## What you need to do
Set down each line of the listing exactly as it reads.

## Dataset excerpts
───

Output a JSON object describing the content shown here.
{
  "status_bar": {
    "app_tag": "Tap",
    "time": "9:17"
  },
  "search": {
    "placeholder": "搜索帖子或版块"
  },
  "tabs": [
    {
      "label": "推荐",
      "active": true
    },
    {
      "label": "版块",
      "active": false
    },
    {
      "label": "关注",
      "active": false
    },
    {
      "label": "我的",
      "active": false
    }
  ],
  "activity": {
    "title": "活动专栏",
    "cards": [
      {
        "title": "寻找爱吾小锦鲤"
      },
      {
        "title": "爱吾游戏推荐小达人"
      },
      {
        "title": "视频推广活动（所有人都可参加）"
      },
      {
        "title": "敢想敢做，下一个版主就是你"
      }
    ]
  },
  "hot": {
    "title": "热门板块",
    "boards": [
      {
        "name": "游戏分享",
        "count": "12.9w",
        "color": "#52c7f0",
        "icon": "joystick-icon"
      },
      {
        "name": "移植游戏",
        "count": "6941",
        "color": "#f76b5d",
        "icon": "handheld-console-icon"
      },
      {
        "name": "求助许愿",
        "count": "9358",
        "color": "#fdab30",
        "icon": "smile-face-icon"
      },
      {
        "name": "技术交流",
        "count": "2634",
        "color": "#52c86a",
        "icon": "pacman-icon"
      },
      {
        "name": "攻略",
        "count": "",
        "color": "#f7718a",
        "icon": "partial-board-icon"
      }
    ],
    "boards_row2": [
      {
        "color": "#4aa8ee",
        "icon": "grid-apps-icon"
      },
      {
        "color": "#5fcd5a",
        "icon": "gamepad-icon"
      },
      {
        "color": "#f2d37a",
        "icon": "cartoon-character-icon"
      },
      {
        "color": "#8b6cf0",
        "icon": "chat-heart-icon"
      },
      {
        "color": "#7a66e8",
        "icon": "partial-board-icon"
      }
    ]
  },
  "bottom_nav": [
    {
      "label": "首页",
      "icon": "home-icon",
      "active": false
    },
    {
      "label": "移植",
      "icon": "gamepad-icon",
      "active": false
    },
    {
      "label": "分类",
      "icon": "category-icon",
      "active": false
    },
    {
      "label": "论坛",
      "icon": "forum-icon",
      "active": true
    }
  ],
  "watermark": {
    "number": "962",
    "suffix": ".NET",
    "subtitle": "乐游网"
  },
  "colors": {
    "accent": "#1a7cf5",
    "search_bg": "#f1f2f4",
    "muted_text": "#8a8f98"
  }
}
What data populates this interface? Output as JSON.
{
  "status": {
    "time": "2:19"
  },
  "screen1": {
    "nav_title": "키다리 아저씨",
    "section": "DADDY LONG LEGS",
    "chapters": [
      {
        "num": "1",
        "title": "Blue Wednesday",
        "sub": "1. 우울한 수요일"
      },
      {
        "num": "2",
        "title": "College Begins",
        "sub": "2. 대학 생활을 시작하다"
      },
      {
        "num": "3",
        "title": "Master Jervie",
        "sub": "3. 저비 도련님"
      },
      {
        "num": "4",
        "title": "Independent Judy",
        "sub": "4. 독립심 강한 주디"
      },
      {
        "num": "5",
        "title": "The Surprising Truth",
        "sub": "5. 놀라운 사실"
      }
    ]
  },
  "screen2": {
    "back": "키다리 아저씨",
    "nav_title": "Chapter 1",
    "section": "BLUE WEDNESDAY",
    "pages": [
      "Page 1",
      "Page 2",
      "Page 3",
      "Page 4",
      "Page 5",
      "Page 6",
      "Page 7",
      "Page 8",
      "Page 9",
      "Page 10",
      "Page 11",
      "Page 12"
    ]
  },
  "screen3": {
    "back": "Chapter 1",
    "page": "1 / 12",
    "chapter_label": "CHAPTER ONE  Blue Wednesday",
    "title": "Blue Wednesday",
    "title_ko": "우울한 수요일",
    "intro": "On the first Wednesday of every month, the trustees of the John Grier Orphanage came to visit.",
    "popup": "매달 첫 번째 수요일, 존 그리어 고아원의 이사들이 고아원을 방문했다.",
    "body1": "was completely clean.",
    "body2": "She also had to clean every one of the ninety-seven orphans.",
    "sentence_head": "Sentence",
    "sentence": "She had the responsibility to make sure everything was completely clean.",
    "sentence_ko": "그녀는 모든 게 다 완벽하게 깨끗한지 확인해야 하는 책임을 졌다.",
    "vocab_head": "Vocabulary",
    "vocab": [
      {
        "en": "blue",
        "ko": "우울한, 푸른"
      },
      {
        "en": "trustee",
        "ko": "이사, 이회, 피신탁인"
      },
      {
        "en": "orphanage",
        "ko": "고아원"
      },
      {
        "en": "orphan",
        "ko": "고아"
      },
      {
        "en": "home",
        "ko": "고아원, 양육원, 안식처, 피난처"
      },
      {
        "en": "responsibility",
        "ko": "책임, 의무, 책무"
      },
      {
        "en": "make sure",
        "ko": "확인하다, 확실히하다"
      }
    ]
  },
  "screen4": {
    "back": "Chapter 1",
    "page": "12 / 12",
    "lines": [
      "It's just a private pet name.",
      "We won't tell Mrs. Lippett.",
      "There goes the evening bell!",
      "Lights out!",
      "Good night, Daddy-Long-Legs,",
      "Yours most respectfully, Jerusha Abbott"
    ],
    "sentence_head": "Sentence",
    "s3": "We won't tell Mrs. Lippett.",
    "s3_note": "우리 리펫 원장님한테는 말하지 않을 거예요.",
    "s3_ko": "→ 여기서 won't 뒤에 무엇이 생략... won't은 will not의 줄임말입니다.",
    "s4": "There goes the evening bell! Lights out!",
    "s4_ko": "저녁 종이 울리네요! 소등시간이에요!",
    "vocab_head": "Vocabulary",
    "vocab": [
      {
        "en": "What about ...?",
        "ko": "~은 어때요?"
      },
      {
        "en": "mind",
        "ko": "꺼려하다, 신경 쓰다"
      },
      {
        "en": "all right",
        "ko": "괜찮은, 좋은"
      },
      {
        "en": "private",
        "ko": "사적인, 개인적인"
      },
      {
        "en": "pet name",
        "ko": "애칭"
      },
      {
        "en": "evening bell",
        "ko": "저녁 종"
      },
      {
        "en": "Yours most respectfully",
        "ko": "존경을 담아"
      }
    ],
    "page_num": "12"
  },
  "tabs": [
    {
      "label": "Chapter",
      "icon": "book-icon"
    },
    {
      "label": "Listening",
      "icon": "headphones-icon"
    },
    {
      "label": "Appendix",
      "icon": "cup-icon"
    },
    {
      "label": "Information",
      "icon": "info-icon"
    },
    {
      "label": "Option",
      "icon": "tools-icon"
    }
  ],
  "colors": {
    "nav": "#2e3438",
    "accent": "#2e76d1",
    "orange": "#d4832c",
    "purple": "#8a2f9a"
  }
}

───

## Exercise result
Output a JSON object describing the content shown here.
{
  "status_bar": {
    "app_tag": "Tap",
    "time": "9:17"
  },
  "search": {
    "placeholder": "搜索帖子或版块"
  },
  "tabs": [
    {
      "label": "推荐",
      "active": true
    },
    {
      "label": "版块",
      "active": false
    },
    {
      "label": "关注",
      "active": false
    },
    {
      "label": "我的",
      "active": false
    }
  ],
  "activity": {
    "title": "活动专栏",
    "cards": [
      {
        "title": "寻找爱吾小锦鲤"
      },
      {
        "title": "爱吾游戏推荐小达人"
      },
      {
        "title": "视频推广活动（所有人都可参加）"
      },
      {
        "title": "敢想敢做，下一个版主就是你"
      }
    ]
  },
  "hot": {
    "title": "热门板块",
    "boards": [
      {
        "name": "游戏分享",
        "count": "12.9w",
        "color": "#52c7f0",
        "icon": "joystick-icon"
      },
      {
        "name": "移植游戏",
        "count": "6941",
        "color": "#f76b5d",
        "icon": "handheld-console-icon"
      },
      {
        "name": "求助许愿",
        "count": "9358",
        "color": "#fdab30",
        "icon": "smile-face-icon"
      },
      {
        "name": "技术交流",
        "count": "2634",
        "color": "#52c86a",
        "icon": "pacman-icon"
      },
      {
        "name": "攻略",
        "count": "",
        "color": "#f7718a",
        "icon": "partial-board-icon"
      }
    ],
    "boards_row2": [
      {
        "color": "#4aa8ee",
        "icon": "grid-apps-icon"
      },
      {
        "color": "#5fcd5a",
        "icon": "gamepad-icon"
      },
      {
        "color": "#f2d37a",
        "icon": "cartoon-character-icon"
      },
      {
        "color": "#8b6cf0",
        "icon": "chat-heart-icon"
      },
      {
        "color": "#7a66e8",
        "icon": "partial-board-icon"
      }
    ]
  },
  "bottom_nav": [
    {
      "label": "首页",
      "icon": "home-icon",
      "active": false
    },
    {
      "label": "移植",
      "icon": "gamepad-icon",
      "active": false
    },
    {
      "label": "分类",
      "icon": "category-icon",
      "active": false
    },
    {
      "label": "论坛",
      "icon": "forum-icon",
      "active": true
    }
  ],
  "watermark": {
    "number": "962",
    "suffix": ".NET",
    "subtitle": "乐游网"
  },
  "colors": {
    "accent": "#1a7cf5",
    "search_bg": "#f1f2f4",
    "muted_text": "#8a8f98"
  }
}
What data populates this interface? Output as JSON.
{
  "status": {
    "time": "2:19"
  },
  "screen1": {
    "nav_title": "키다리 아저씨",
    "section": "DADDY LONG LEGS",
    "chapters": [
      {
        "num": "1",
        "title": "Blue Wednesday",
        "sub": "1. 우울한 수요일"
      },
      {
        "num": "2",
        "title": "College Begins",
        "sub": "2. 대학 생활을 시작하다"
      },
      {
        "num": "3",
        "title": "Master Jervie",
        "sub": "3. 저비 도련님"
      },
      {
        "num": "4",
        "title": "Independent Judy",
        "sub": "4. 독립심 강한 주디"
      },
      {
        "num": "5",
        "title": "The Surprising Truth",
        "sub": "5. 놀라운 사실"
      }
    ]
  },
  "screen2": {
    "back": "키다리 아저씨",
    "nav_title": "Chapter 1",
    "section": "BLUE WEDNESDAY",
    "pages": [
      "Page 1",
      "Page 2",
      "Page 3",
      "Page 4",
      "Page 5",
      "Page 6",
      "Page 7",
      "Page 8",
      "Page 9",
      "Page 10",
      "Page 11",
      "Page 12"
    ]
  },
  "screen3": {
    "back": "Chapter 1",
    "page": "1 / 12",
    "chapter_label": "CHAPTER ONE  Blue Wednesday",
    "title": "Blue Wednesday",
    "title_ko": "우울한 수요일",
    "intro": "On the first Wednesday of every month, the trustees of the John Grier Orphanage came to visit.",
    "popup": "매달 첫 번째 수요일, 존 그리어 고아원의 이사들이 고아원을 방문했다.",
    "body1": "was completely clean.",
    "body2": "She also had to clean every one of the ninety-seven orphans.",
    "sentence_head": "Sentence",
    "sentence": "She had the responsibility to make sure everything was completely clean.",
    "sentence_ko": "그녀는 모든 게 다 완벽하게 깨끗한지 확인해야 하는 책임을 졌다.",
    "vocab_head": "Vocabulary",
    "vocab": [
      {
        "en": "blue",
        "ko": "우울한, 푸른"
      },
      {
        "en": "trustee",
        "ko": "이사, 이회, 피신탁인"
      },
      {
        "en": "orphanage",
        "ko": "고아원"
      },
      {
        "en": "orphan",
        "ko": "고아"
      },
      {
        "en": "home",
        "ko": "고아원, 양육원, 안식처, 피난처"
      },
      {
        "en": "responsibility",
        "ko": "책임, 의무, 책무"
      },
      {
        "en": "make sure",
        "ko": "확인하다, 확실히하다"
      }
    ]
  },
  "screen4": {
    "back": "Chapter 1",
    "page": "12 / 12",
    "lines": [
      "It's just a private pet name.",
      "We won't tell Mrs. Lippett.",
      "There goes the evening bell!",
      "Lights out!",
      "Good night, Daddy-Long-Legs,",
      "Yours most respectfully, Jerusha Abbott"
    ],
    "sentence_head": "Sentence",
    "s3": "We won't tell Mrs. Lippett.",
    "s3_note": "우리 리펫 원장님한테는 말하지 않을 거예요.",
    "s3_ko": "→ 여기서 won't 뒤에 무엇이 생략... won't은 will not의 줄임말입니다.",
    "s4": "There goes the evening bell! Lights out!",
    "s4_ko": "저녁 종이 울리네요! 소등시간이에요!",
    "vocab_head": "Vocabulary",
    "vocab": [
      {
        "en": "What about ...?",
        "ko": "~은 어때요?"
      },
      {
        "en": "mind",
        "ko": "꺼려하다, 신경 쓰다"
      },
      {
        "en": "all right",
        "ko": "괜찮은, 좋은"
      },
      {
        "en": "private",
        "ko": "사적인, 개인적인"
      },
      {
        "en": "pet name",
        "ko": "애칭"
      },
      {
        "en": "evening bell",
        "ko": "저녁 종"
      },
      {
        "en": "Yours most respectfully",
        "ko": "존경을 담아"
      }
    ],
    "page_num": "12"
  },
  "tabs": [
    {
      "label": "Chapter",
      "icon": "book-icon"
    },
    {
      "label": "Listening",
      "icon": "headphones-icon"
    },
    {
      "label": "Appendix",
      "icon": "cup-icon"
    },
    {
      "label": "Information",
      "icon": "info-icon"
    },
    {
      "label": "Option",
      "icon": "tools-icon"
    }
  ],
  "colors": {
    "nav": "#2e3438",
    "accent": "#2e76d1",
    "orange": "#d4832c",
    "purple": "#8a2f9a"
  }
}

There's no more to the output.